What was also brilliantly done was that there was no guilt or repentance from him, just him looking for that other opportunity. I feel that is the main point but our emotion clouds our judgement and we are immersed with him and what he is doing. When I actually read it back, it is understated and to be truthful, that adds to the nastiness of him.
I think all you wanted to do was make us consider that these sleaze-bags are out there with no remorse and no conscience.
This is brave and a subject that very few are able to commit too. You had the guts and confidence to go where this story took you.
Hugh, I appreciate your taking the time to give me your reaction to this story. It took me decades to find a way to write this. Men like him prey on the vulnerable and lonely; they know what to look for.

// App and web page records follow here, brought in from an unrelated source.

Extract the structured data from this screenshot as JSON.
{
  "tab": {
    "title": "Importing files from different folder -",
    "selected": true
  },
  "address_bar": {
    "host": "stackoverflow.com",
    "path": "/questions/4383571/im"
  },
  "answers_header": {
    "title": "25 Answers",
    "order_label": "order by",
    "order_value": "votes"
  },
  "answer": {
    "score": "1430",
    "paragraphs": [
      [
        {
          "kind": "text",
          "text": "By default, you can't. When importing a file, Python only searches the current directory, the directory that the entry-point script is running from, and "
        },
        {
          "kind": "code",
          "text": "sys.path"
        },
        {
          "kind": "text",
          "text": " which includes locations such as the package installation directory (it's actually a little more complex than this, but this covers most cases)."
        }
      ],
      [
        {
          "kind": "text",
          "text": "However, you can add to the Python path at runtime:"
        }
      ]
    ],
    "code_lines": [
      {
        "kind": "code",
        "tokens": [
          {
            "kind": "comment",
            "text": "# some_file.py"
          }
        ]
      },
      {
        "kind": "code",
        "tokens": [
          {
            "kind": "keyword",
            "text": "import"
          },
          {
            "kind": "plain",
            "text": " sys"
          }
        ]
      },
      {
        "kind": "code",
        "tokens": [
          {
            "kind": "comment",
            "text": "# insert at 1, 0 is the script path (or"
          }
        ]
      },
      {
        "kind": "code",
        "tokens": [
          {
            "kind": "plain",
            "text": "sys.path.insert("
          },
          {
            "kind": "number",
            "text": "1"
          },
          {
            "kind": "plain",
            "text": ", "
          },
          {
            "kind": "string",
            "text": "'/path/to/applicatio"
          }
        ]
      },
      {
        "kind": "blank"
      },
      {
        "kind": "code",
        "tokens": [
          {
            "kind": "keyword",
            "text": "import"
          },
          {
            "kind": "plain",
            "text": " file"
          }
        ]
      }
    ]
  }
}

A horrible person who seems to be realistically portrayed in that he blames his victims. Raw and unflinching.
David, yes, I totally agree with you. Thank you for taking the time to comment.
I’ve been told by writing pros that every story has to have a protagonist, antagonist, and conflict. I’ve never believed it and pointed out Jim Thompson and Patricia Highsmith as disproof. This is another example that appropriately throws that writing “rule” in the trash can.
Rules, schmules, right?